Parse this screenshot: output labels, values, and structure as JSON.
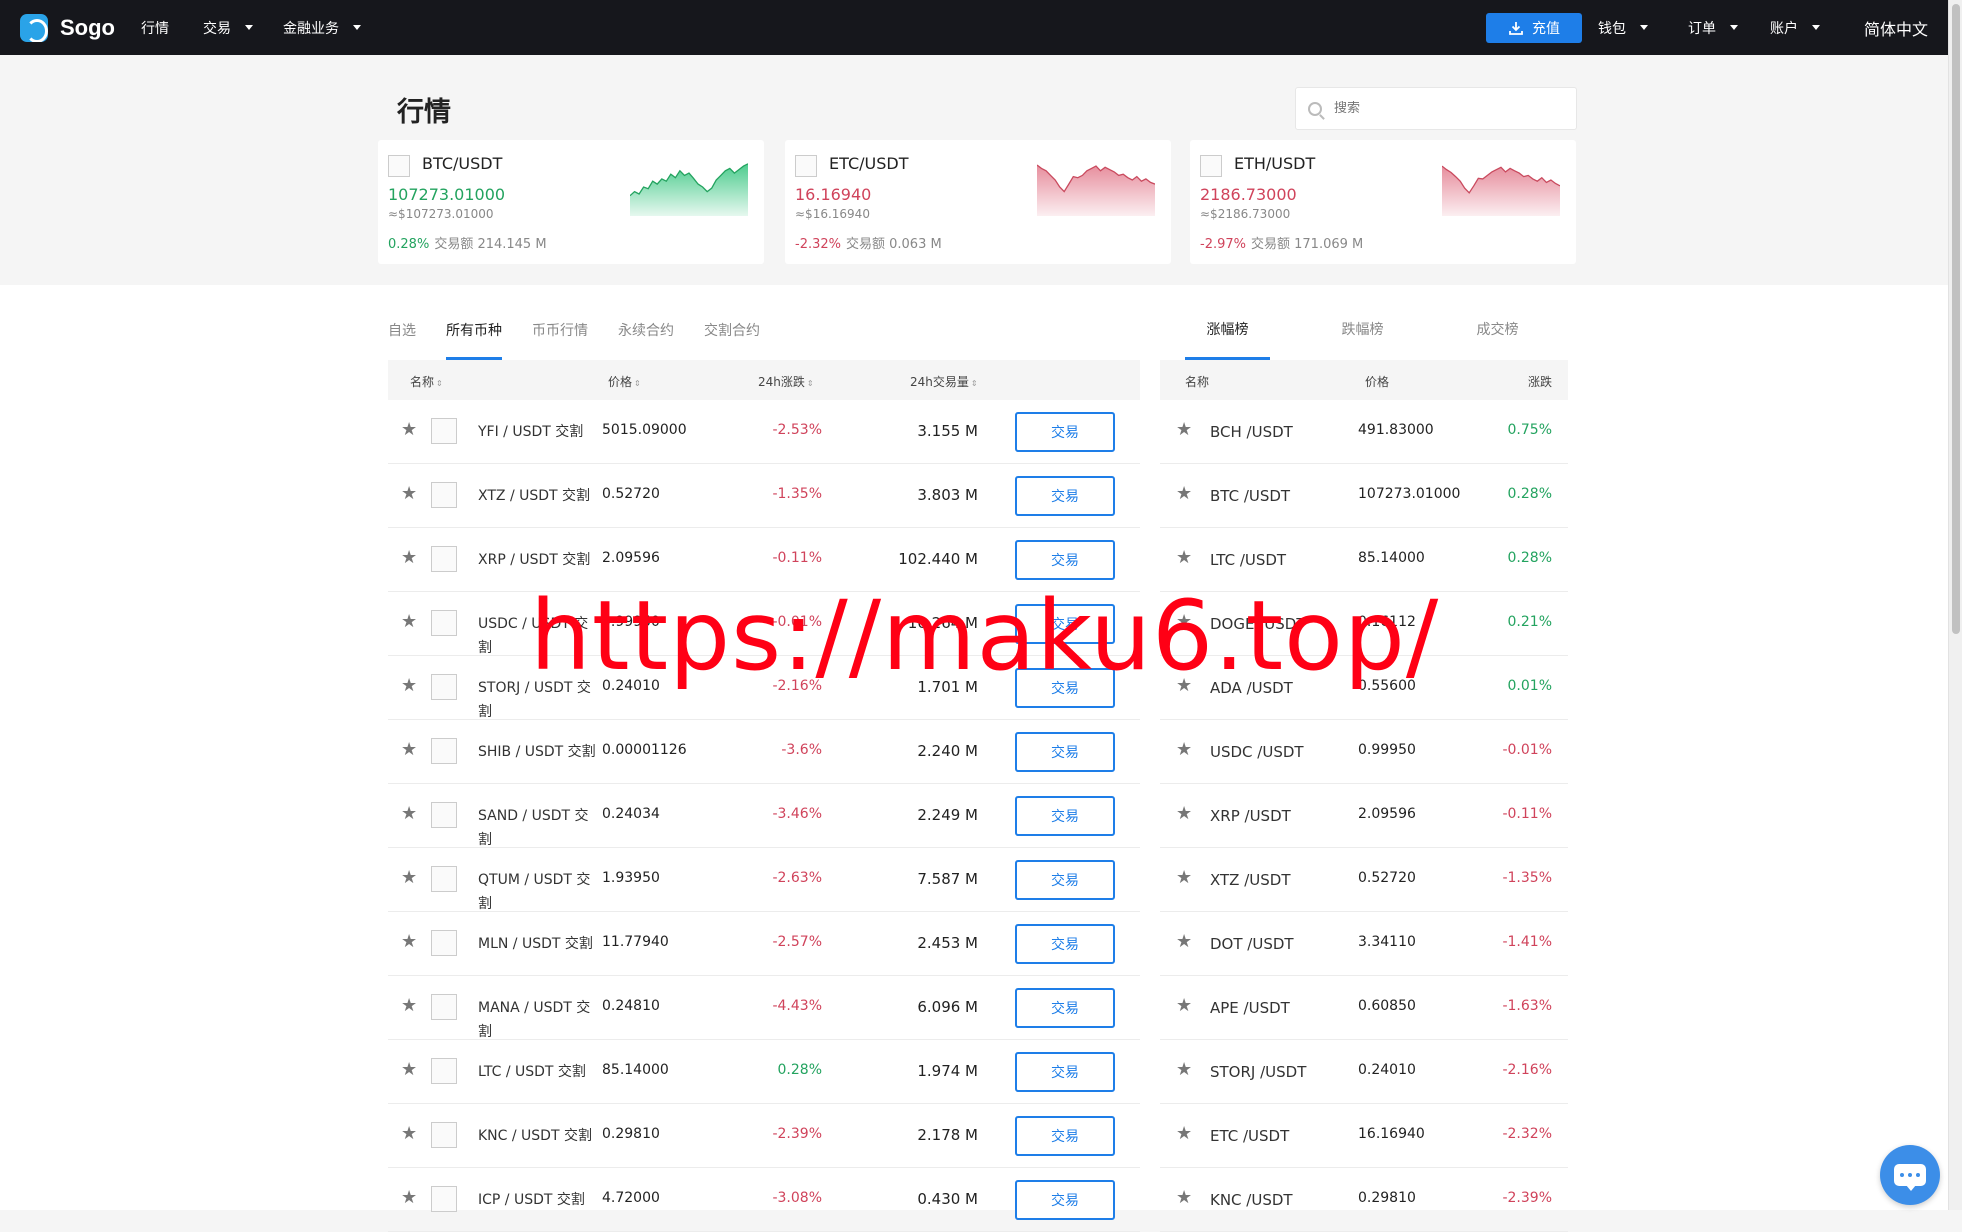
{
  "header": {
    "brand": "Sogo",
    "nav": [
      {
        "label": "行情",
        "dropdown": false
      },
      {
        "label": "交易",
        "dropdown": true
      },
      {
        "label": "金融业务",
        "dropdown": true
      }
    ],
    "recharge_label": "充值",
    "wallet_label": "钱包",
    "orders_label": "订单",
    "account_label": "账户",
    "language_label": "简体中文"
  },
  "page": {
    "title": "行情",
    "search_placeholder": "搜索"
  },
  "cards": [
    {
      "pair": "BTC/USDT",
      "price": "107273.01000",
      "approx": "≈$107273.01000",
      "change": "0.28%",
      "volume_label": "交易额 214.145 M",
      "trend": "up",
      "sparkline": [
        0.35,
        0.42,
        0.38,
        0.5,
        0.47,
        0.6,
        0.55,
        0.64,
        0.6,
        0.72,
        0.66,
        0.78,
        0.7,
        0.74,
        0.65,
        0.55,
        0.5,
        0.42,
        0.48,
        0.62,
        0.7,
        0.78,
        0.82,
        0.74,
        0.8,
        0.86,
        0.9
      ]
    },
    {
      "pair": "ETC/USDT",
      "price": "16.16940",
      "approx": "≈$16.16940",
      "change": "-2.32%",
      "volume_label": "交易额 0.063 M",
      "trend": "down",
      "sparkline": [
        0.88,
        0.82,
        0.78,
        0.7,
        0.62,
        0.5,
        0.42,
        0.55,
        0.68,
        0.66,
        0.7,
        0.78,
        0.82,
        0.86,
        0.78,
        0.84,
        0.8,
        0.76,
        0.7,
        0.72,
        0.66,
        0.62,
        0.68,
        0.6,
        0.64,
        0.58,
        0.55
      ]
    },
    {
      "pair": "ETH/USDT",
      "price": "2186.73000",
      "approx": "≈$2186.73000",
      "change": "-2.97%",
      "volume_label": "交易额 171.069 M",
      "trend": "down",
      "sparkline": [
        0.86,
        0.8,
        0.75,
        0.68,
        0.6,
        0.48,
        0.4,
        0.52,
        0.65,
        0.64,
        0.7,
        0.76,
        0.8,
        0.84,
        0.76,
        0.82,
        0.78,
        0.74,
        0.68,
        0.7,
        0.64,
        0.6,
        0.66,
        0.58,
        0.62,
        0.56,
        0.52
      ]
    }
  ],
  "market_tabs": [
    "自选",
    "所有币种",
    "币币行情",
    "永续合约",
    "交割合约"
  ],
  "market_active_tab": 1,
  "market_headers": {
    "name": "名称",
    "price": "价格",
    "change": "24h涨跌",
    "volume": "24h交易量"
  },
  "trade_label": "交易",
  "market_rows": [
    {
      "name": "YFI / USDT 交割",
      "price": "5015.09000",
      "change": "-2.53%",
      "dir": "down",
      "volume": "3.155 M"
    },
    {
      "name": "XTZ / USDT 交割",
      "price": "0.52720",
      "change": "-1.35%",
      "dir": "down",
      "volume": "3.803 M"
    },
    {
      "name": "XRP / USDT 交割",
      "price": "2.09596",
      "change": "-0.11%",
      "dir": "down",
      "volume": "102.440 M"
    },
    {
      "name": "USDC / USDT 交割",
      "price": "0.99950",
      "change": "-0.01%",
      "dir": "down",
      "volume": "10.264 M"
    },
    {
      "name": "STORJ / USDT 交割",
      "price": "0.24010",
      "change": "-2.16%",
      "dir": "down",
      "volume": "1.701 M"
    },
    {
      "name": "SHIB / USDT 交割",
      "price": "0.00001126",
      "change": "-3.6%",
      "dir": "down",
      "volume": "2.240 M"
    },
    {
      "name": "SAND / USDT 交割",
      "price": "0.24034",
      "change": "-3.46%",
      "dir": "down",
      "volume": "2.249 M"
    },
    {
      "name": "QTUM / USDT 交割",
      "price": "1.93950",
      "change": "-2.63%",
      "dir": "down",
      "volume": "7.587 M"
    },
    {
      "name": "MLN / USDT 交割",
      "price": "11.77940",
      "change": "-2.57%",
      "dir": "down",
      "volume": "2.453 M"
    },
    {
      "name": "MANA / USDT 交割",
      "price": "0.24810",
      "change": "-4.43%",
      "dir": "down",
      "volume": "6.096 M"
    },
    {
      "name": "LTC / USDT 交割",
      "price": "85.14000",
      "change": "0.28%",
      "dir": "up",
      "volume": "1.974 M"
    },
    {
      "name": "KNC / USDT 交割",
      "price": "0.29810",
      "change": "-2.39%",
      "dir": "down",
      "volume": "2.178 M"
    },
    {
      "name": "ICP / USDT 交割",
      "price": "4.72000",
      "change": "-3.08%",
      "dir": "down",
      "volume": "0.430 M"
    }
  ],
  "rank_tabs": [
    "涨幅榜",
    "跌幅榜",
    "成交榜"
  ],
  "rank_active_tab": 0,
  "rank_headers": {
    "name": "名称",
    "price": "价格",
    "change": "涨跌"
  },
  "rank_rows": [
    {
      "name": "BCH /USDT",
      "price": "491.83000",
      "change": "0.75%",
      "dir": "up"
    },
    {
      "name": "BTC /USDT",
      "price": "107273.01000",
      "change": "0.28%",
      "dir": "up"
    },
    {
      "name": "LTC /USDT",
      "price": "85.14000",
      "change": "0.28%",
      "dir": "up"
    },
    {
      "name": "DOGE /USDT",
      "price": "0.16112",
      "change": "0.21%",
      "dir": "up"
    },
    {
      "name": "ADA /USDT",
      "price": "0.55600",
      "change": "0.01%",
      "dir": "up"
    },
    {
      "name": "USDC /USDT",
      "price": "0.99950",
      "change": "-0.01%",
      "dir": "down"
    },
    {
      "name": "XRP /USDT",
      "price": "2.09596",
      "change": "-0.11%",
      "dir": "down"
    },
    {
      "name": "XTZ /USDT",
      "price": "0.52720",
      "change": "-1.35%",
      "dir": "down"
    },
    {
      "name": "DOT /USDT",
      "price": "3.34110",
      "change": "-1.41%",
      "dir": "down"
    },
    {
      "name": "APE /USDT",
      "price": "0.60850",
      "change": "-1.63%",
      "dir": "down"
    },
    {
      "name": "STORJ /USDT",
      "price": "0.24010",
      "change": "-2.16%",
      "dir": "down"
    },
    {
      "name": "ETC /USDT",
      "price": "16.16940",
      "change": "-2.32%",
      "dir": "down"
    },
    {
      "name": "KNC /USDT",
      "price": "0.29810",
      "change": "-2.39%",
      "dir": "down"
    }
  ],
  "watermark": "https://maku6.top/",
  "colors": {
    "up": "#23a35f",
    "down": "#d0435b",
    "accent": "#1e7ee8",
    "topbar": "#16171c"
  }
}
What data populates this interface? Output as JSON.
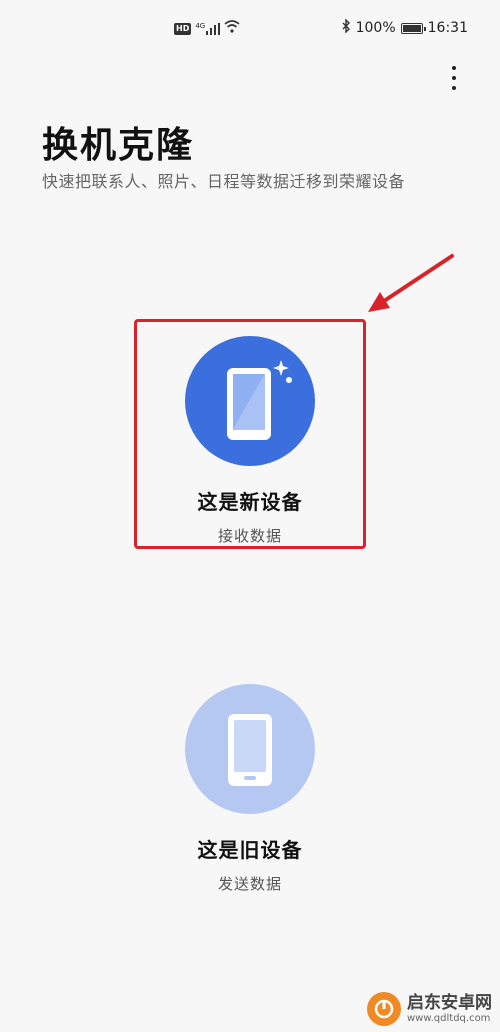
{
  "status_bar": {
    "hd_label": "HD",
    "signal_label": "4G",
    "battery_text": "100%",
    "time": "16:31"
  },
  "header": {
    "title": "换机克隆",
    "subtitle": "快速把联系人、照片、日程等数据迁移到荣耀设备"
  },
  "options": {
    "new_device": {
      "title": "这是新设备",
      "subtitle": "接收数据",
      "circle_color": "#3a6fdd"
    },
    "old_device": {
      "title": "这是旧设备",
      "subtitle": "发送数据",
      "circle_color": "#b4c8f2"
    }
  },
  "annotation": {
    "highlight_color": "#d8232a"
  },
  "watermark": {
    "name": "启东安卓网",
    "url": "www.qdltdq.com"
  }
}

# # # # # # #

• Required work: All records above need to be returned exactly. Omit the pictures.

• Result of the exercise:
Parse this screenshot: output labels, values, and structure as JSON.
{
  "header": {
    "brand": "Sogo",
    "nav": [
      {
        "label": "行情",
        "dropdown": false
      },
      {
        "label": "交易",
        "dropdown": true
      },
      {
        "label": "金融业务",
        "dropdown": true
      }
    ],
    "recharge_label": "充值",
    "wallet_label": "钱包",
    "orders_label": "订单",
    "account_label": "账户",
    "language_label": "简体中文"
  },
  "page": {
    "title": "行情",
    "search_placeholder": "搜索"
  },
  "cards": [
    {
      "pair": "BTC/USDT",
      "price": "107273.01000",
      "approx": "≈$107273.01000",
      "change": "0.28%",
      "volume_label": "交易额 214.145 M",
      "trend": "up",
      "sparkline": [
        0.35,
        0.42,
        0.38,
        0.5,
        0.47,
        0.6,
        0.55,
        0.64,
        0.6,
        0.72,
        0.66,
        0.78,
        0.7,
        0.74,
        0.65,
        0.55,
        0.5,
        0.42,
        0.48,
        0.62,
        0.7,
        0.78,
        0.82,
        0.74,
        0.8,
        0.86,
        0.9
      ]
    },
    {
      "pair": "ETC/USDT",
      "price": "16.16940",
      "approx": "≈$16.16940",
      "change": "-2.32%",
      "volume_label": "交易额 0.063 M",
      "trend": "down",
      "sparkline": [
        0.88,
        0.82,
        0.78,
        0.7,
        0.62,
        0.5,
        0.42,
        0.55,
        0.68,
        0.66,
        0.7,
        0.78,
        0.82,
        0.86,
        0.78,
        0.84,
        0.8,
        0.76,
        0.7,
        0.72,
        0.66,
        0.62,
        0.68,
        0.6,
        0.64,
        0.58,
        0.55
      ]
    },
    {
      "pair": "ETH/USDT",
      "price": "2186.73000",
      "approx": "≈$2186.73000",
      "change": "-2.97%",
      "volume_label": "交易额 171.069 M",
      "trend": "down",
      "sparkline": [
        0.86,
        0.8,
        0.75,
        0.68,
        0.6,
        0.48,
        0.4,
        0.52,
        0.65,
        0.64,
        0.7,
        0.76,
        0.8,
        0.84,
        0.76,
        0.82,
        0.78,
        0.74,
        0.68,
        0.7,
        0.64,
        0.6,
        0.66,
        0.58,
        0.62,
        0.56,
        0.52
      ]
    }
  ],
  "market_tabs": [
    "自选",
    "所有币种",
    "币币行情",
    "永续合约",
    "交割合约"
  ],
  "market_active_tab": 1,
  "market_headers": {
    "name": "名称",
    "price": "价格",
    "change": "24h涨跌",
    "volume": "24h交易量"
  },
  "trade_label": "交易",
  "market_rows": [
    {
      "name": "YFI / USDT 交割",
      "price": "5015.09000",
      "change": "-2.53%",
      "dir": "down",
      "volume": "3.155 M"
    },
    {
      "name": "XTZ / USDT 交割",
      "price": "0.52720",
      "change": "-1.35%",
      "dir": "down",
      "volume": "3.803 M"
    },
    {
      "name": "XRP / USDT 交割",
      "price": "2.09596",
      "change": "-0.11%",
      "dir": "down",
      "volume": "102.440 M"
    },
    {
      "name": "USDC / USDT 交割",
      "price": "0.99950",
      "change": "-0.01%",
      "dir": "down",
      "volume": "10.264 M"
    },
    {
      "name": "STORJ / USDT 交割",
      "price": "0.24010",
      "change": "-2.16%",
      "dir": "down",
      "volume": "1.701 M"
    },
    {
      "name": "SHIB / USDT 交割",
      "price": "0.00001126",
      "change": "-3.6%",
      "dir": "down",
      "volume": "2.240 M"
    },
    {
      "name": "SAND / USDT 交割",
      "price": "0.24034",
      "change": "-3.46%",
      "dir": "down",
      "volume": "2.249 M"
    },
    {
      "name": "QTUM / USDT 交割",
      "price": "1.93950",
      "change": "-2.63%",
      "dir": "down",
      "volume": "7.587 M"
    },
    {
      "name": "MLN / USDT 交割",
      "price": "11.77940",
      "change": "-2.57%",
      "dir": "down",
      "volume": "2.453 M"
    },
    {
      "name": "MANA / USDT 交割",
      "price": "0.24810",
      "change": "-4.43%",
      "dir": "down",
      "volume": "6.096 M"
    },
    {
      "name": "LTC / USDT 交割",
      "price": "85.14000",
      "change": "0.28%",
      "dir": "up",
      "volume": "1.974 M"
    },
    {
      "name": "KNC / USDT 交割",
      "price": "0.29810",
      "change": "-2.39%",
      "dir": "down",
      "volume": "2.178 M"
    },
    {
      "name": "ICP / USDT 交割",
      "price": "4.72000",
      "change": "-3.08%",
      "dir": "down",
      "volume": "0.430 M"
    }
  ],
  "rank_tabs": [
    "涨幅榜",
    "跌幅榜",
    "成交榜"
  ],
  "rank_active_tab": 0,
  "rank_headers": {
    "name": "名称",
    "price": "价格",
    "change": "涨跌"
  },
  "rank_rows": [
    {
      "name": "BCH /USDT",
      "price": "491.83000",
      "change": "0.75%",
      "dir": "up"
    },
    {
      "name": "BTC /USDT",
      "price": "107273.01000",
      "change": "0.28%",
      "dir": "up"
    },
    {
      "name": "LTC /USDT",
      "price": "85.14000",
      "change": "0.28%",
      "dir": "up"
    },
    {
      "name": "DOGE /USDT",
      "price": "0.16112",
      "change": "0.21%",
      "dir": "up"
    },
    {
      "name": "ADA /USDT",
      "price": "0.55600",
      "change": "0.01%",
      "dir": "up"
    },
    {
      "name": "USDC /USDT",
      "price": "0.99950",
      "change": "-0.01%",
      "dir": "down"
    },
    {
      "name": "XRP /USDT",
      "price": "2.09596",
      "change": "-0.11%",
      "dir": "down"
    },
    {
      "name": "XTZ /USDT",
      "price": "0.52720",
      "change": "-1.35%",
      "dir": "down"
    },
    {
      "name": "DOT /USDT",
      "price": "3.34110",
      "change": "-1.41%",
      "dir": "down"
    },
    {
      "name": "APE /USDT",
      "price": "0.60850",
      "change": "-1.63%",
      "dir": "down"
    },
    {
      "name": "STORJ /USDT",
      "price": "0.24010",
      "change": "-2.16%",
      "dir": "down"
    },
    {
      "name": "ETC /USDT",
      "price": "16.16940",
      "change": "-2.32%",
      "dir": "down"
    },
    {
      "name": "KNC /USDT",
      "price": "0.29810",
      "change": "-2.39%",
      "dir": "down"
    }
  ],
  "watermark": "https://maku6.top/",
  "colors": {
    "up": "#23a35f",
    "down": "#d0435b",
    "accent": "#1e7ee8",
    "topbar": "#16171c"
  }
}
What data populates this interface? Output as JSON.
{
  "status_bar": {
    "hd_label": "HD",
    "signal_label": "4G",
    "battery_text": "100%",
    "time": "16:31"
  },
  "header": {
    "title": "换机克隆",
    "subtitle": "快速把联系人、照片、日程等数据迁移到荣耀设备"
  },
  "options": {
    "new_device": {
      "title": "这是新设备",
      "subtitle": "接收数据",
      "circle_color": "#3a6fdd"
    },
    "old_device": {
      "title": "这是旧设备",
      "subtitle": "发送数据",
      "circle_color": "#b4c8f2"
    }
  },
  "annotation": {
    "highlight_color": "#d8232a"
  },
  "watermark": {
    "name": "启东安卓网",
    "url": "www.qdltdq.com"
  }
}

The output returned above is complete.